- GIVEN DATA:
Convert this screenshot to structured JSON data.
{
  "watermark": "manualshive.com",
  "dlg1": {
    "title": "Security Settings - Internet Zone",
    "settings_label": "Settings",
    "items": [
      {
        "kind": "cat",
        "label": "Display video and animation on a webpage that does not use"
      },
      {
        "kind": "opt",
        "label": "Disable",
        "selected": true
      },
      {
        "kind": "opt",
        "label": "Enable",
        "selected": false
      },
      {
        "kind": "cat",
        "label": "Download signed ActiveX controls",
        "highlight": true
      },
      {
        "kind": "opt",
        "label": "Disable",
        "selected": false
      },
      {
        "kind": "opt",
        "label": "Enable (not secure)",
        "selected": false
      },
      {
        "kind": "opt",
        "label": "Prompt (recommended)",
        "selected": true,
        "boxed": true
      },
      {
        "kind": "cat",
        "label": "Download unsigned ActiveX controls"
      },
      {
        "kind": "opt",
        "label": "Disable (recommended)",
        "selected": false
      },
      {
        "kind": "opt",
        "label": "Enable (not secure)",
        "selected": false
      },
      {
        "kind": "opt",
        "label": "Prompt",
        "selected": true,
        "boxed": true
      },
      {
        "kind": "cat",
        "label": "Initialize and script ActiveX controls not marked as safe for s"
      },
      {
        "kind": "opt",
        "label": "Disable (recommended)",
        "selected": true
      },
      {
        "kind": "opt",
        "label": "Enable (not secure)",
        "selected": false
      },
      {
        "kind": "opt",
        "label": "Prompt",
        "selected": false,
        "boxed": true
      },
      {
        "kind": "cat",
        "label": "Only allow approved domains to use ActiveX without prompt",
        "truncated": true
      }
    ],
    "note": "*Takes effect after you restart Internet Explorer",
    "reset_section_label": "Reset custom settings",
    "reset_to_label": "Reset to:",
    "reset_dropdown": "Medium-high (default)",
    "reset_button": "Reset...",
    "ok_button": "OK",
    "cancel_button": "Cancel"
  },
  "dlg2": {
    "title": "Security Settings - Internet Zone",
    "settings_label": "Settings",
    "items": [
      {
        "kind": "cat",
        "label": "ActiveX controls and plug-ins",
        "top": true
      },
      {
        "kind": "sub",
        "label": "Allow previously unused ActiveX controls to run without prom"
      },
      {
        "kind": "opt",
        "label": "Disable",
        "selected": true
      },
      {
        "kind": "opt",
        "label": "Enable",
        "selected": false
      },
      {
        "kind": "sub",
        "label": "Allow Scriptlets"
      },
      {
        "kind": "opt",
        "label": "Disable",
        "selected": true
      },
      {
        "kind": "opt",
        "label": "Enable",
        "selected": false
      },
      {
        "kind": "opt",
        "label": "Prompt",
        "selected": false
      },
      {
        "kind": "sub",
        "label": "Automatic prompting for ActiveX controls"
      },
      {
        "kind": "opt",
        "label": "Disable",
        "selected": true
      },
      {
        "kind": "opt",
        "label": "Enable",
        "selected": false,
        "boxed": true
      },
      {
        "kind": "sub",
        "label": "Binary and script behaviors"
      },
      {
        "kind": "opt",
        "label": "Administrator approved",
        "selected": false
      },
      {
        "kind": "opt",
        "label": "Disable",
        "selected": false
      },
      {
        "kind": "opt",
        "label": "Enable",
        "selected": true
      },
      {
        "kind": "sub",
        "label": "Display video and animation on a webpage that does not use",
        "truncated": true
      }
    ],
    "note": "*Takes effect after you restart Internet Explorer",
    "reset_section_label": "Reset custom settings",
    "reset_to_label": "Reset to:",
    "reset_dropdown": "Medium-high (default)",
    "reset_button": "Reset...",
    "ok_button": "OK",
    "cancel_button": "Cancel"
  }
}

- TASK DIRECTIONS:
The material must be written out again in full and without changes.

- EXERCISE SOLUTION:
Convert this screenshot to structured JSON data.
{
  "watermark": "manualshive.com",
  "dlg1": {
    "title": "Security Settings - Internet Zone",
    "settings_label": "Settings",
    "items": [
      {
        "kind": "cat",
        "label": "Display video and animation on a webpage that does not use"
      },
      {
        "kind": "opt",
        "label": "Disable",
        "selected": true
      },
      {
        "kind": "opt",
        "label": "Enable",
        "selected": false
      },
      {
        "kind": "cat",
        "label": "Download signed ActiveX controls",
        "highlight": true
      },
      {
        "kind": "opt",
        "label": "Disable",
        "selected": false
      },
      {
        "kind": "opt",
        "label": "Enable (not secure)",
        "selected": false
      },
      {
        "kind": "opt",
        "label": "Prompt (recommended)",
        "selected": true,
        "boxed": true
      },
      {
        "kind": "cat",
        "label": "Download unsigned ActiveX controls"
      },
      {
        "kind": "opt",
        "label": "Disable (recommended)",
        "selected": false
      },
      {
        "kind": "opt",
        "label": "Enable (not secure)",
        "selected": false
      },
      {
        "kind": "opt",
        "label": "Prompt",
        "selected": true,
        "boxed": true
      },
      {
        "kind": "cat",
        "label": "Initialize and script ActiveX controls not marked as safe for s"
      },
      {
        "kind": "opt",
        "label": "Disable (recommended)",
        "selected": true
      },
      {
        "kind": "opt",
        "label": "Enable (not secure)",
        "selected": false
      },
      {
        "kind": "opt",
        "label": "Prompt",
        "selected": false,
        "boxed": true
      },
      {
        "kind": "cat",
        "label": "Only allow approved domains to use ActiveX without prompt",
        "truncated": true
      }
    ],
    "note": "*Takes effect after you restart Internet Explorer",
    "reset_section_label": "Reset custom settings",
    "reset_to_label": "Reset to:",
    "reset_dropdown": "Medium-high (default)",
    "reset_button": "Reset...",
    "ok_button": "OK",
    "cancel_button": "Cancel"
  },
  "dlg2": {
    "title": "Security Settings - Internet Zone",
    "settings_label": "Settings",
    "items": [
      {
        "kind": "cat",
        "label": "ActiveX controls and plug-ins",
        "top": true
      },
      {
        "kind": "sub",
        "label": "Allow previously unused ActiveX controls to run without prom"
      },
      {
        "kind": "opt",
        "label": "Disable",
        "selected": true
      },
      {
        "kind": "opt",
        "label": "Enable",
        "selected": false
      },
      {
        "kind": "sub",
        "label": "Allow Scriptlets"
      },
      {
        "kind": "opt",
        "label": "Disable",
        "selected": true
      },
      {
        "kind": "opt",
        "label": "Enable",
        "selected": false
      },
      {
        "kind": "opt",
        "label": "Prompt",
        "selected": false
      },
      {
        "kind": "sub",
        "label": "Automatic prompting for ActiveX controls"
      },
      {
        "kind": "opt",
        "label": "Disable",
        "selected": true
      },
      {
        "kind": "opt",
        "label": "Enable",
        "selected": false,
        "boxed": true
      },
      {
        "kind": "sub",
        "label": "Binary and script behaviors"
      },
      {
        "kind": "opt",
        "label": "Administrator approved",
        "selected": false
      },
      {
        "kind": "opt",
        "label": "Disable",
        "selected": false
      },
      {
        "kind": "opt",
        "label": "Enable",
        "selected": true
      },
      {
        "kind": "sub",
        "label": "Display video and animation on a webpage that does not use",
        "truncated": true
      }
    ],
    "note": "*Takes effect after you restart Internet Explorer",
    "reset_section_label": "Reset custom settings",
    "reset_to_label": "Reset to:",
    "reset_dropdown": "Medium-high (default)",
    "reset_button": "Reset...",
    "ok_button": "OK",
    "cancel_button": "Cancel"
  }
}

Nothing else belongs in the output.